Phylogenetic reconstruction is rendered difficult by the occurrence of numerous evolutionary heterogeneities in molecular sequence data. KT [33] have judiciously pointed out that heterotachy seriously affects probabilistic methods. The reason is that the averaged branch length, which is fundamental for detecting convergent changes along long branches, no longer represents an accurate estimate when heterotachy is strong. However, from the extremely specific design of their simulations, KT found that MP would be unaffected by heterotachy and therefore suggested to consider with equal caution the results of MP and ML [33]. Here, we have found that MP can be affected by heterotachy and that it is much less efficient than probabilistic methods in dealing with all other evolutionary heterogeneities. We therefore strongly urge the continued preference of probabilistic methods for inferring phylogenies from real sequences (see also [35, 36, 49]). Indeed, heterotachy, as well as other kinds of heterogeneities [20, 21], can be handled properly in a probabilistic framework using mixture models [33, 35, 50].
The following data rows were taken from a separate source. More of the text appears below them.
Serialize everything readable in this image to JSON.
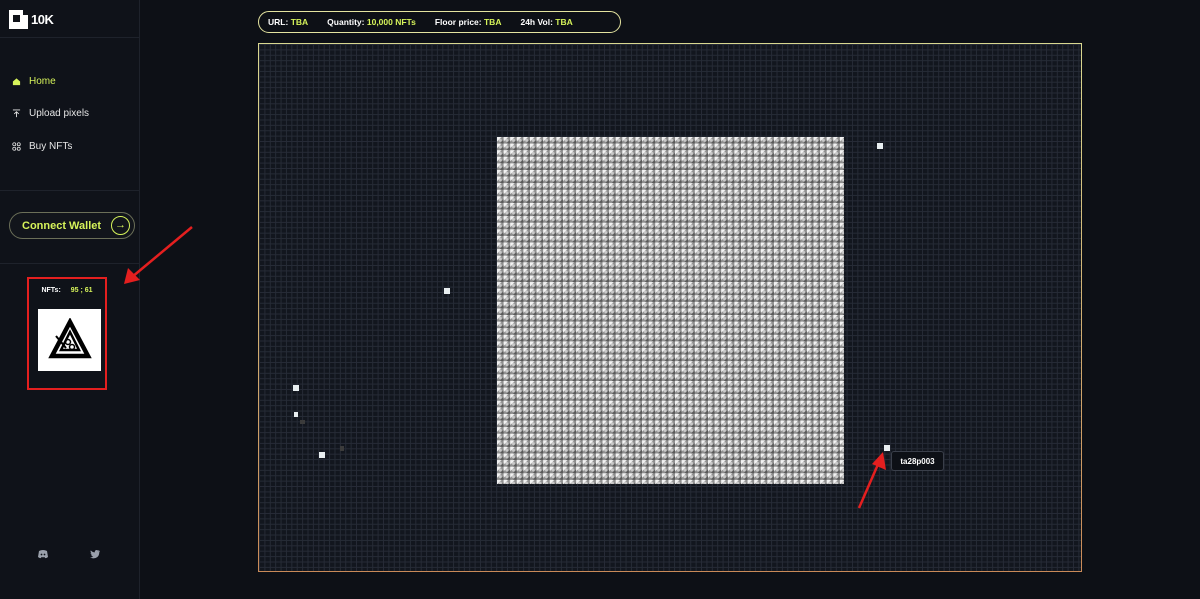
{
  "app": {
    "name": "10K"
  },
  "sidebar": {
    "items": [
      {
        "label": "Home",
        "icon": "home-icon",
        "active": true
      },
      {
        "label": "Upload pixels",
        "icon": "upload-icon",
        "active": false
      },
      {
        "label": "Buy NFTs",
        "icon": "grid-icon",
        "active": false
      }
    ],
    "connect_wallet_label": "Connect Wallet",
    "nft_panel": {
      "label": "NFTs:",
      "coords": "95 ; 61"
    },
    "social": [
      "discord-icon",
      "twitter-icon"
    ]
  },
  "stats": {
    "url_label": "URL:",
    "url_value": "TBA",
    "quantity_label": "Quantity:",
    "quantity_value": "10,000 NFTs",
    "floor_label": "Floor price:",
    "floor_value": "TBA",
    "vol_label": "24h Vol:",
    "vol_value": "TBA"
  },
  "canvas": {
    "tooltip": "ta28p003"
  },
  "colors": {
    "accent": "#d6f35a",
    "background": "#0d1016",
    "annotation": "#e41f1f"
  }
}
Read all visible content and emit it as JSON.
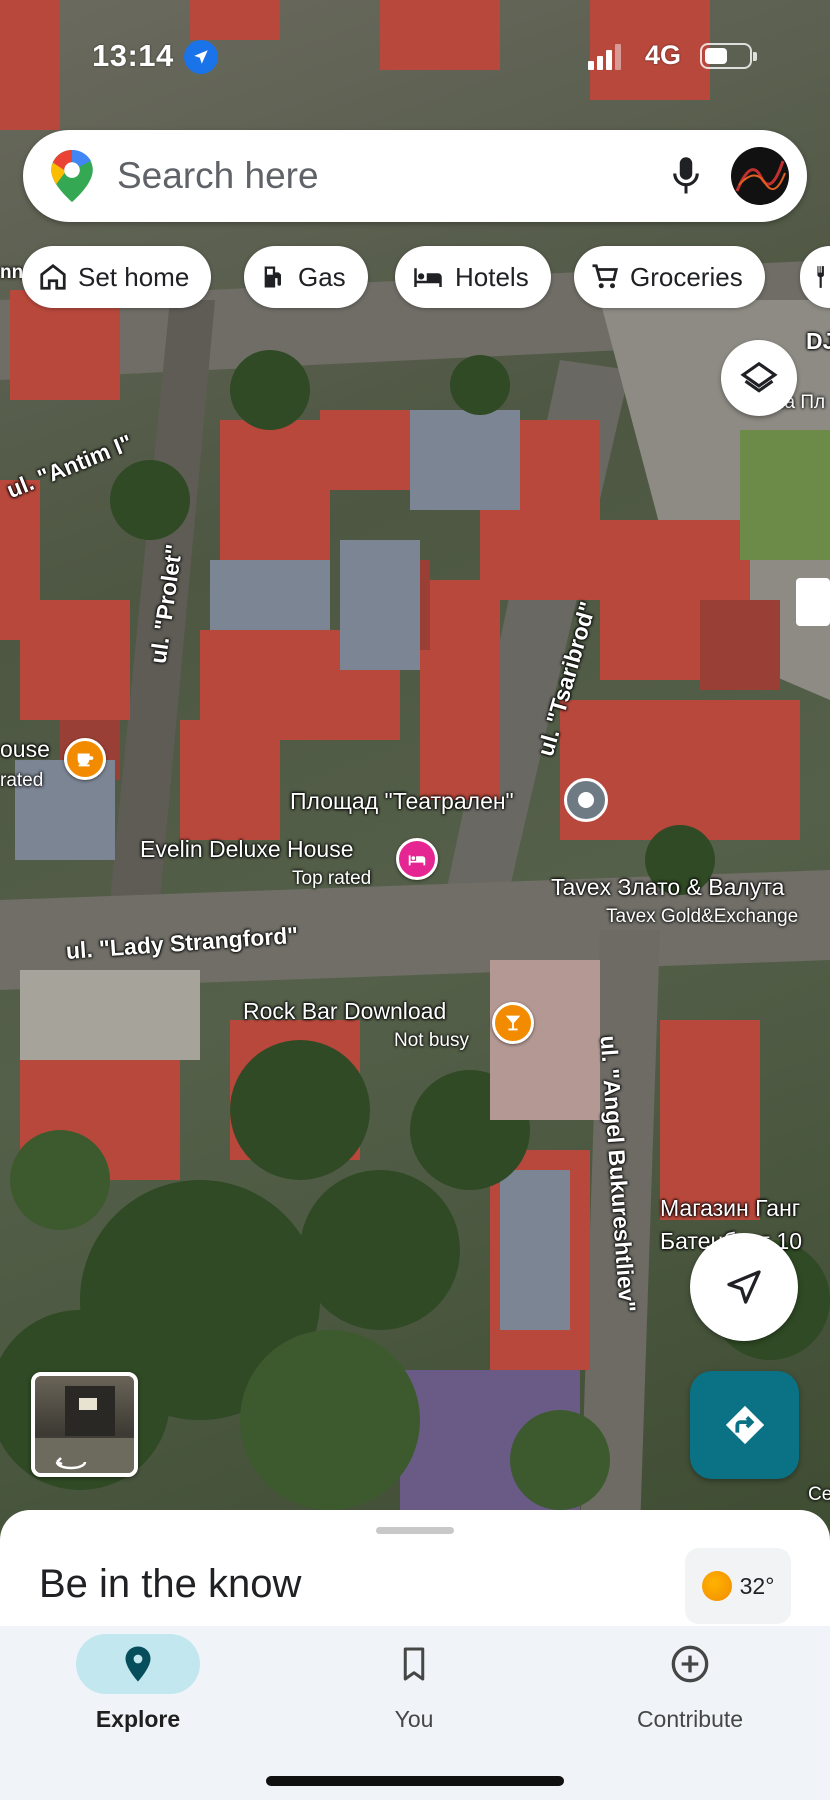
{
  "status_bar": {
    "time": "13:14",
    "network": "4G"
  },
  "search": {
    "placeholder": "Search here"
  },
  "chips": [
    {
      "label": "Set home",
      "icon": "home-icon"
    },
    {
      "label": "Gas",
      "icon": "gas-station-icon"
    },
    {
      "label": "Hotels",
      "icon": "bed-icon"
    },
    {
      "label": "Groceries",
      "icon": "cart-icon"
    }
  ],
  "map": {
    "streets": [
      "ul. \"Antim I\"",
      "ul. \"Prolet\"",
      "ul. \"Tsaribrod\"",
      "ul. \"Lady Strangford\"",
      "ul. \"Angel Bukureshtliev\""
    ],
    "places": {
      "square": "Площад \"Театрален\"",
      "hotel": {
        "name": "Evelin Deluxe House",
        "sub": "Top rated"
      },
      "bar": {
        "name": "Rock Bar Download",
        "sub": "Not busy"
      },
      "exchange": {
        "name": "Tavex Злато & Валута",
        "sub": "Tavex Gold&Exchange"
      },
      "shop": {
        "line1": "Магазин Ганг",
        "line2": "Батенберг 10"
      },
      "cafe_left": {
        "line1": "ouse",
        "line2": "rated"
      },
      "edge_right": "DJ",
      "edge_right_2": "на Пл",
      "edge_right_3": "Ce",
      "edge_left": "nn"
    }
  },
  "sheet": {
    "title": "Be in the know",
    "temperature": "32°"
  },
  "bottom_nav": [
    {
      "label": "Explore",
      "active": true
    },
    {
      "label": "You",
      "active": false
    },
    {
      "label": "Contribute",
      "active": false
    }
  ],
  "colors": {
    "accent": "#0b7285",
    "nav_active_bg": "#c2e7ef",
    "hotel_pin": "#e52592",
    "food_pin": "#f28b00"
  }
}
We followed a similar protocol as in [33], with the only difference being in the branch lengths of the model topology. Briefly, DNA sequences of 10,000 nucleotides each were simulated under the Jukes and Cantor [18] model with Seq-Gen version 1.2.7 [51]. Modelling rate heterogeneity across sites using a Gamma distribution (α = 0.5 and 1) gave similar results (data not shown). Considering a transition/transversion ratio greater than 1 (2, 5 or 10) rendered ML more accurate than standard MP (see also [35]), but when a weighted MP is used the same results as with a ratio of 1 were obtained (data not shown). As described in Fig. 2b, a single parameter, τ, allows for the adjustment of the level of heterotachy from fully homotachous (τ = 0) to extreme heterotachous (τ = 1) conditions. We varied τ from 0 to 0.9 by a step of 0.1. The two partitions were always of the same size (w = 0.5). As detailed in the main text, various values of p and q are used. The internal branch r was varied from 0 to 0.4 with a step of 0.01. One hundred simulations were performed for each combination of p, q, r and τ. Phylogenies were inferred by MP and ML (with a Jukes and Cantor model) using PAUP* version 4.0b10 [52]. Finally, to estimate the accuracy for both methods, BL50 (i.e. the value of r for which 50% of the simulations recover the correct tree) was computed through nonlinear regression using the R software version 2.0.0 [53]. When r < BL50, increasing sequence length decreases tree reconstruction method accuracy [33], which corresponds to the definition of inconsistency.